Cossack Fairy Tales and Folktales by Robert Nisbet Bain, 1902 – Bain collected these folktales from Ruthenian, the language of the Cossacks, a language intermediate between Russian and Polish.

Danish Fairy Tales – Forty-six tales collected by J. Christian Bay, 1899 –  “May this train of Danish Kings and queens, wise men and fools, princes and beggars…may they all be kindly welcomed…”

Fairy Tales of the Allied Nations by Edmund Dulac, 1916. Some of the stories will be familiar to storytellers but others are new gems. The illustrations make the reading even more enjoyable.
"This eBook is for the use of anyone anywhere at no cost and with almost no restrictions whatsoever.  You may copy it, give it away or re-use it under the terms of the Project Gutenberg License included with this eBook or online at .”

The Fairy Tales of Marie-Catherine d´Aulony -Marie-Catherine lived in France during the time of Charles Perrault but her tales were shared in a more conversational style and usually featured a female protagonist. Many of her works were collected by Andrew Lang in his Fairy Books.

The Golden Mountain by Meyer Levin, 1932 -  “A collection of tales of the Eastern European Hassidic Jews, centering on the holy men Baal Shem Tov and Rabbi Nachman of Bratzlaw…these magical realist stories of the Hassidic rabbis are encoded with deeper levels of meaning similar to Buddhist, Sufi, Celtic, and other spiritual traditions.”

Green Willow and other Japanese Fairy Tales by Grace Adams, 1910 – Thirty eight stories from the Land of the Rising Sun, complemented by the gorgeous illustrations of Warwick Goble.

Indian Why Stories – Sparks from War Eagle’s Lodge-Fire – Twenty-two stories collected by Frank B. Linderman, 1915.

More Australian Legendary Folktales by Katie Langloh Parker from 1898.

Myths and Legends of Our Own Land by Charles M. Skinner, 1896

Persian Tales by David Lockhard Roertson Lorimer, 1910 - Once upon a time there was a time when there was no one but God…so begins many of these wonderful stories from Persia. There is also a section vocabulary and pronunciation section at the end of the book.

The Stories Mother Nature Told Her Children, by Jane Andrews, 1888

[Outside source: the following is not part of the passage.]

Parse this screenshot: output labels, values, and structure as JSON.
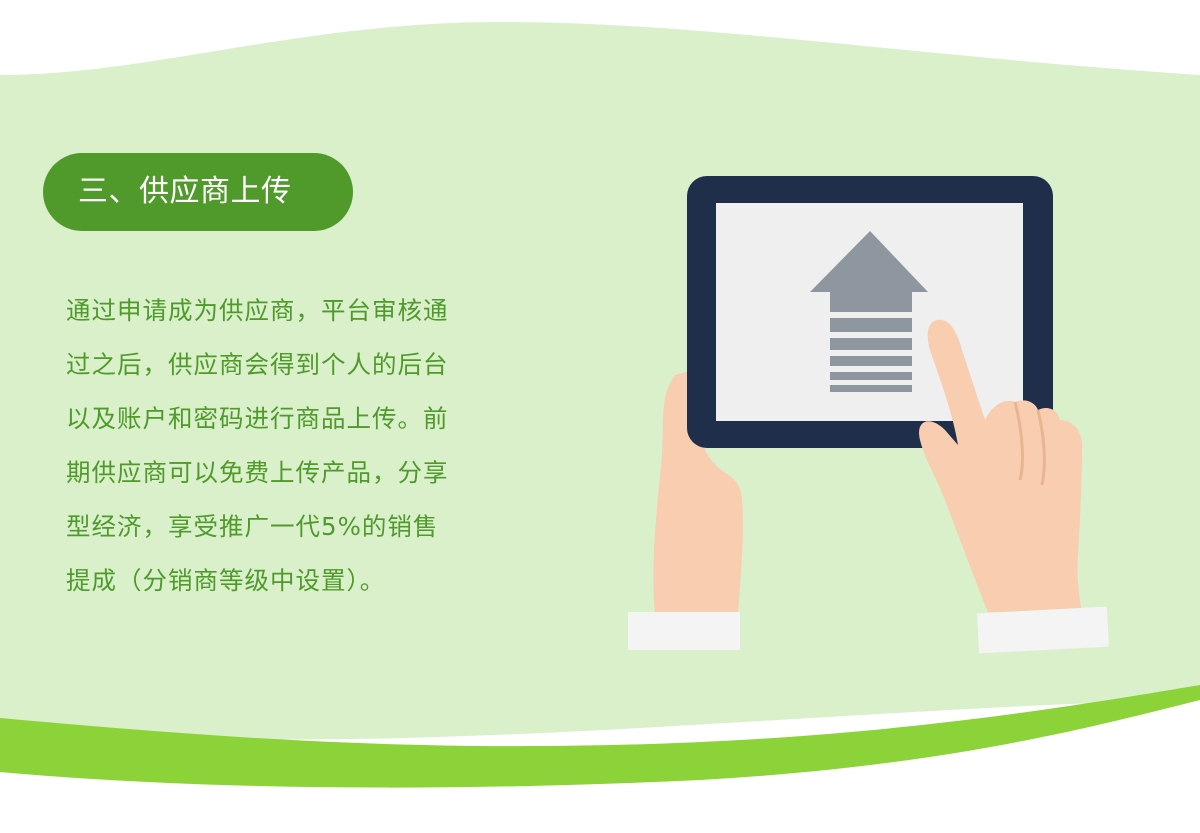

Summer Legends by Rudolph Baumbach, Translated by Helen B. Dole, c.1888. Twenty-two legends to celebrate the season including The Legend of the Daisy, The Clover Leaf, and more.

Tales of Laughter from 1908. A collection tales from Ireland, Spain, France, Russia and other countries from around the globe. They are sure to have you smiling with delight!

And if you missed the previous blog posts of public domain story collections go to:

© Karen Chace, 2011


FairyTaleLover said...

Thanks for nice list of folktales. I am trying to find out more of an illustrator of Chinese Book of Wonders Li Chu-T'ang, but it seems there is no useful data on the web. Do you have any reliable info about him (date of birth, death maybe)? I want to figure out if his illustrations are in public domain or not. Thanks again and all the best with your blog!

Karen Chace said...


I am pleased you like the blog list of folktales. Thank you for writing. As for Li Chu-Tang, I did a bit of research and came up empty. The book was published in 1919 so it is highly likely he is no long alive. I didn't find any reference to a helpful biography.

Anything published in the US before 1923 is in the public domain, but I am not positive that applies to illustrations. The best thing to do would be to contact the publisher if they are still in business. Good luck!


FairyTaleLover said...

Hi, me again:)

Yes, everything published in USA (with exception of some districts), including illustrations, is public domain in USA, but I am not from USA and we have a rule of author's life + 70 years (like most countries in Europe + USA for works published after 1923), so we are not in clear area. Another problem are patents (some Disney's work is not in public domain for example)and 'replicas' (photo of art piece for example)...

I guess I have to continue with my search. Have a great time and see you around!